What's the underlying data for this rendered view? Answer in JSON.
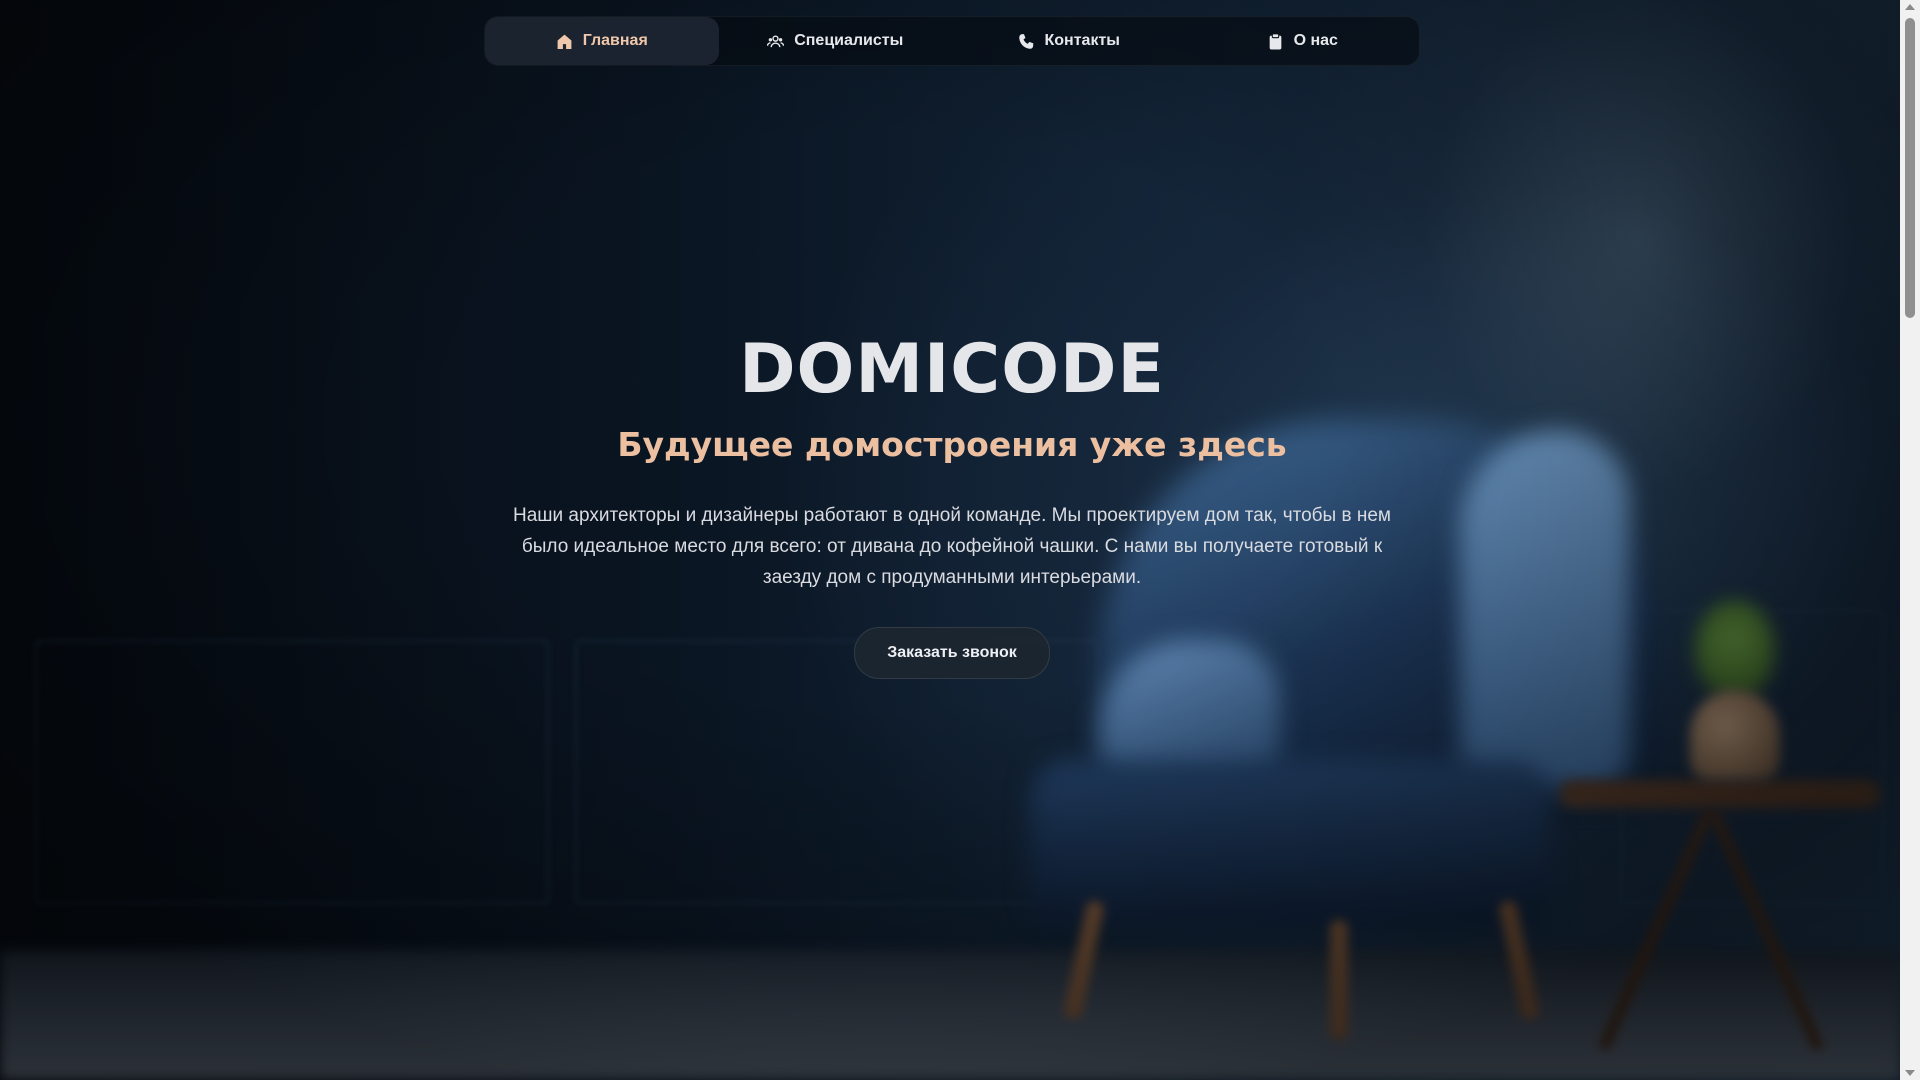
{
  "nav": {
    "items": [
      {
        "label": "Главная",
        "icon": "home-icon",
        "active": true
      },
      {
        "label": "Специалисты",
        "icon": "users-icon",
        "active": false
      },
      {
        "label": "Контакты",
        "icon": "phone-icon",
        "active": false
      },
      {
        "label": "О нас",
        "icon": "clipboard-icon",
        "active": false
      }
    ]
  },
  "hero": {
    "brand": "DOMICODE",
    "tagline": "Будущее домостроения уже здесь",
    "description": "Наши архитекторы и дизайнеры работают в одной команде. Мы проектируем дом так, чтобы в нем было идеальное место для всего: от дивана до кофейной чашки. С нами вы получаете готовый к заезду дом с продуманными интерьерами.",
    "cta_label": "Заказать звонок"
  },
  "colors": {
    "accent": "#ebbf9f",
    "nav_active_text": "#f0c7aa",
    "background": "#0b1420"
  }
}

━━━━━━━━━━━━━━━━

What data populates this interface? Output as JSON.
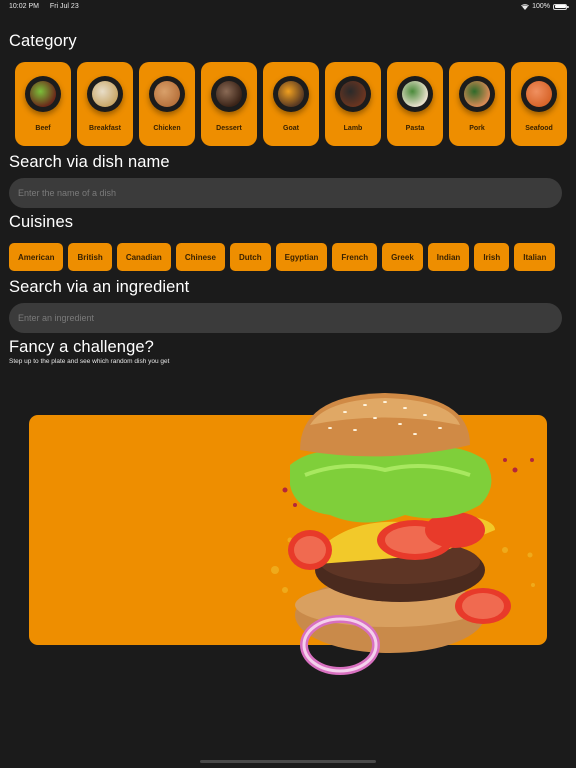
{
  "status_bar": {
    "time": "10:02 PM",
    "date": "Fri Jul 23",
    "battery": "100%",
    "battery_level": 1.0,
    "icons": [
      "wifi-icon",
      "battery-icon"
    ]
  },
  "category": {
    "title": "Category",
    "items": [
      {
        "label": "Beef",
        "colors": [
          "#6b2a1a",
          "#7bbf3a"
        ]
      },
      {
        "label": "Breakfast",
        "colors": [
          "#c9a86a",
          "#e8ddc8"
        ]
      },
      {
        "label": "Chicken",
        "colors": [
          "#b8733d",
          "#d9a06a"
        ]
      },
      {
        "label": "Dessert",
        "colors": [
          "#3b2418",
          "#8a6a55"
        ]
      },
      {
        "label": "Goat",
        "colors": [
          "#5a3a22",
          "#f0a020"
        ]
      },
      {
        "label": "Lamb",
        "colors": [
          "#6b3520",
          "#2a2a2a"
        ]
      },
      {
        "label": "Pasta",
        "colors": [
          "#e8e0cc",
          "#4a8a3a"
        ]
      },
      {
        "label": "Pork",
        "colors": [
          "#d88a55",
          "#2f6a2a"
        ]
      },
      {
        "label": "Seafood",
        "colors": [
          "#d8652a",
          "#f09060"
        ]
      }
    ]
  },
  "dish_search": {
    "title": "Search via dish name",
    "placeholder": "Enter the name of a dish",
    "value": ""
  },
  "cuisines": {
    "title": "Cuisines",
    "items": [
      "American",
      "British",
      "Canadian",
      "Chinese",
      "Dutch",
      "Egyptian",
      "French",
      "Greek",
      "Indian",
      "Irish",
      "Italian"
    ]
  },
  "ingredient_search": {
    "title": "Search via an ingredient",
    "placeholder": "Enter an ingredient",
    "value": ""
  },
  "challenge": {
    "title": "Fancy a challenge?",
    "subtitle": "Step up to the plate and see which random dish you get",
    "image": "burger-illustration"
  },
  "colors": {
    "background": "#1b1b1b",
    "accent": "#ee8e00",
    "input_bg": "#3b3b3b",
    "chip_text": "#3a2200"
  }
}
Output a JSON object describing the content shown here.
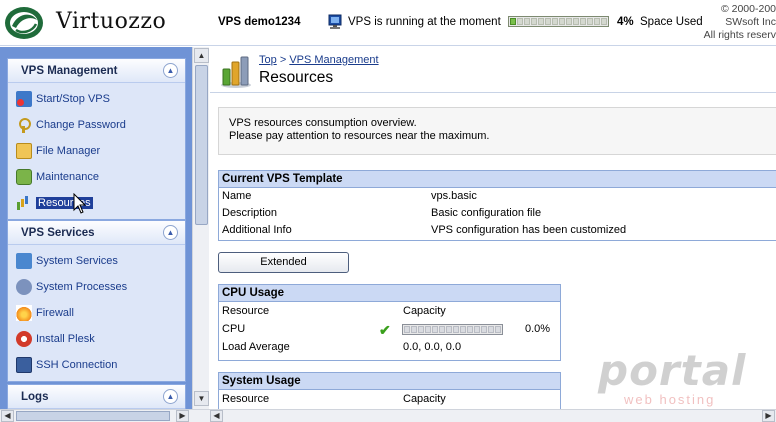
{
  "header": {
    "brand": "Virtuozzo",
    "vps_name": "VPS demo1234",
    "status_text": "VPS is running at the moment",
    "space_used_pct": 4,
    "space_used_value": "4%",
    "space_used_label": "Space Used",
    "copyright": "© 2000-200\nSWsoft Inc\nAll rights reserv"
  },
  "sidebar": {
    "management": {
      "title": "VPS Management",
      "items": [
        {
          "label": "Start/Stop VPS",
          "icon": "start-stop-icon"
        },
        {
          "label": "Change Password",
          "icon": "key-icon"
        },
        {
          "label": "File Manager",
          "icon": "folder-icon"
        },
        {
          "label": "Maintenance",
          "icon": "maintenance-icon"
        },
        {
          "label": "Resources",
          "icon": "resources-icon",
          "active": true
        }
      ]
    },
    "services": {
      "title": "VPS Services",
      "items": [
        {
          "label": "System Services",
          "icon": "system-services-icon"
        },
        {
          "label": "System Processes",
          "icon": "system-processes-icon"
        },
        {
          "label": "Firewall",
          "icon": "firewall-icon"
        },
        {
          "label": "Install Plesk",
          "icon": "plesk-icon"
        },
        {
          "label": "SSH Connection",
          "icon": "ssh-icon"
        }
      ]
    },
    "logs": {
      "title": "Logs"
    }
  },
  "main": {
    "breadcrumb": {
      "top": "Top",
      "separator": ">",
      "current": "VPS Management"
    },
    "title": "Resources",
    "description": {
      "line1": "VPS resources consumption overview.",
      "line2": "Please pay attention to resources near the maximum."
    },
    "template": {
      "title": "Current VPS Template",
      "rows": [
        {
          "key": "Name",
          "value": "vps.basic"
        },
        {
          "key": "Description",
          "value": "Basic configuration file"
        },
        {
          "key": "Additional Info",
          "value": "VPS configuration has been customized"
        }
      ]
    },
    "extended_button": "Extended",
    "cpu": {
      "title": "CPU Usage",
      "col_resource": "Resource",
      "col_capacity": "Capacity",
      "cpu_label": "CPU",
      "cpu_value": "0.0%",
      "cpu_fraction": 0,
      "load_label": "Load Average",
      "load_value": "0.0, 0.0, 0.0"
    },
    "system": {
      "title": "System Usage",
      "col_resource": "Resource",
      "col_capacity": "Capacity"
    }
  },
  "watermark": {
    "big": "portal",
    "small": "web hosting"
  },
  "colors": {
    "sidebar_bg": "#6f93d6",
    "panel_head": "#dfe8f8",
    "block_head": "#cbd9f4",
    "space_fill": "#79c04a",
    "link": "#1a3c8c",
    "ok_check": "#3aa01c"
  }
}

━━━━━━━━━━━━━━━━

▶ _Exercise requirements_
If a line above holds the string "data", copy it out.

▶ _Response to this task_
What's the underlying data for this rendered view? Answer in JSON.
What data populates this interface? Output as JSON.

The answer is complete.